We perform three-dimensional hydrodynamic simulations of gas flowing around a planetary core of mass Mpl = 10M⊕ embedded in a near Keplerian background flow, using a modified shearing box approximation. We assume an ideal gas behaviour following an equation of state with a fixed ratio of the specific heats, γ = 1.42, consistent with the conditions of a moderate-temperature background disc with solar composition. No radiative heating or cooling is included in the models. We employ a nested grid hydrodynamic code implementing the `Piecewise Parabolic Method' with as many as six fixed nested grids, providing spatial resolution on the finest grid comparable to the present-day diameters of Neptune and Uranus. We find that a strongly dynamically active flow develops such that no static envelope can form. The activity is not sensitive to plausible variations in the rotation curve of the underlying disc. It is sensitive to the thermodynamic treatment of the gas, as modelled by prescribed equations of state (either `locally isothermal' or `locally isentropic') and the temperature of the background disc material. The activity is also sensitive to the shape and depth of the core's gravitational potential, through its mass and gravitational softening coefficient. Each of these factors influences the magnitude and character of hydrodynamic feedback of the small-scale flow on the background, and we conclude that accurate modelling of such feedback is critical to a complete understanding of the core accretion process. The varying flow pattern gives rise to large, irregular eruptions of matter from the region around the core which return matter to the background flow: mass in the envelope at one time may not be found in the envelope at any later time. No net mass accretion into the envelope is observed over the course of the simulation and none is expected, due to our neglect of cooling. Except in cases of very rapid cooling however, as defined by locally isothermal or isentropic treatments, any cooling that does affect the envelope material will have limited consequences for the dynamics, since the flow quickly carries cooled material out of the core's environment entirely. The angular momentum of material in the envelope, relative to the core, varies both in magnitude and in sign on time-scales of days to months near the core and on time-scales a few years at distances comparable to the Hill radius. The dynamical activity contrasts with the largely static behaviour typically assumed within the framework of the core accretion model for Jovian planet formation. We show that material entering the dynamically active environment may suffer intense heating and cooling events the durations of which are as short as a few hours to a few days. Shorter durations are not observable in our work due to the limits of our resolution. Peak temperatures in these events range from T ˜ 1000 K to as high as T ˜ 3-4000 K, with densities ρ ˜ 10-9 to 10-8 g cm-3. These time-scales, densities and temperatures span a range consistent with those required for chondrule formation in the nebular shock model. We therefore propose that dynamical activity in the Jovian planet formation environment could be responsible for the production of chondrules and other annealed silicates in the solar nebula.
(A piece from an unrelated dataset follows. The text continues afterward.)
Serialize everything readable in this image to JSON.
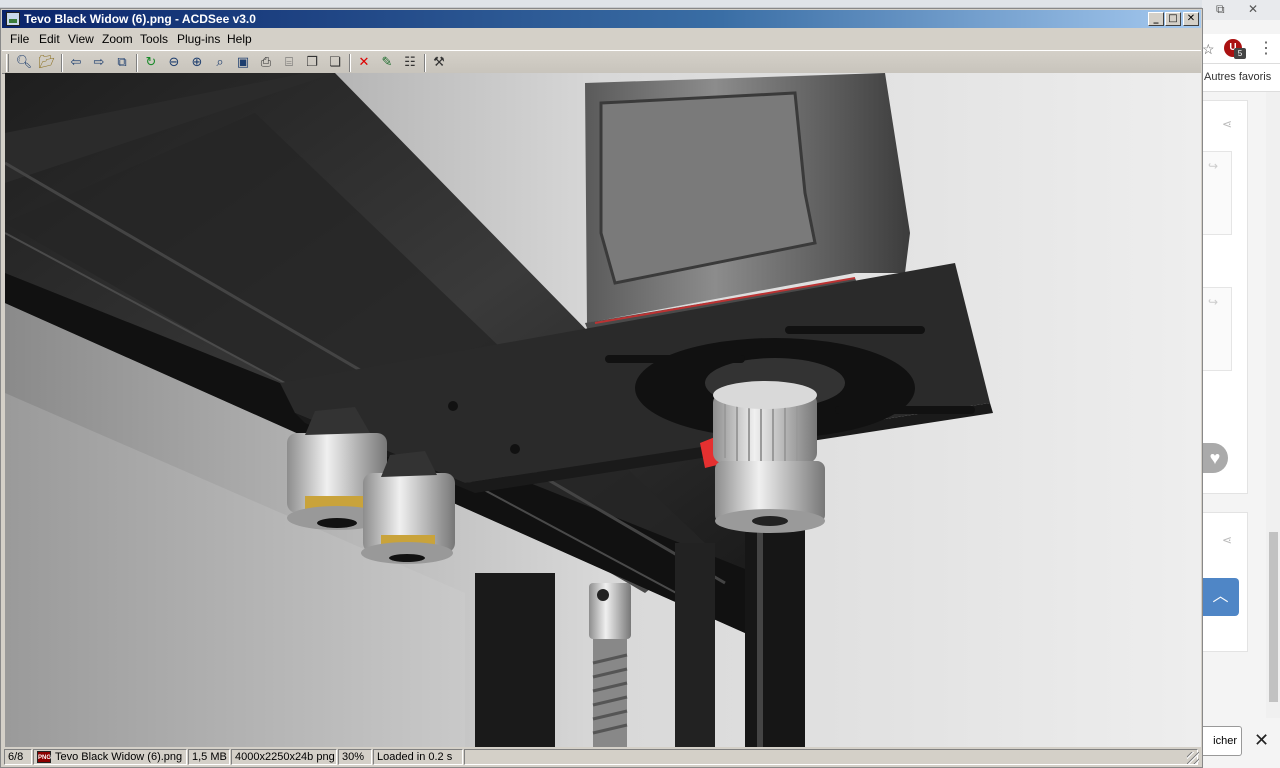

|Journal||Monthly Notices of the Royal Astronomical Society|
|Publication status||Published - 1 Feb 2013|
- meteorites, meteors, meteoroids
- planets and satellites: formation
- planet-disc interactions
- planetary systems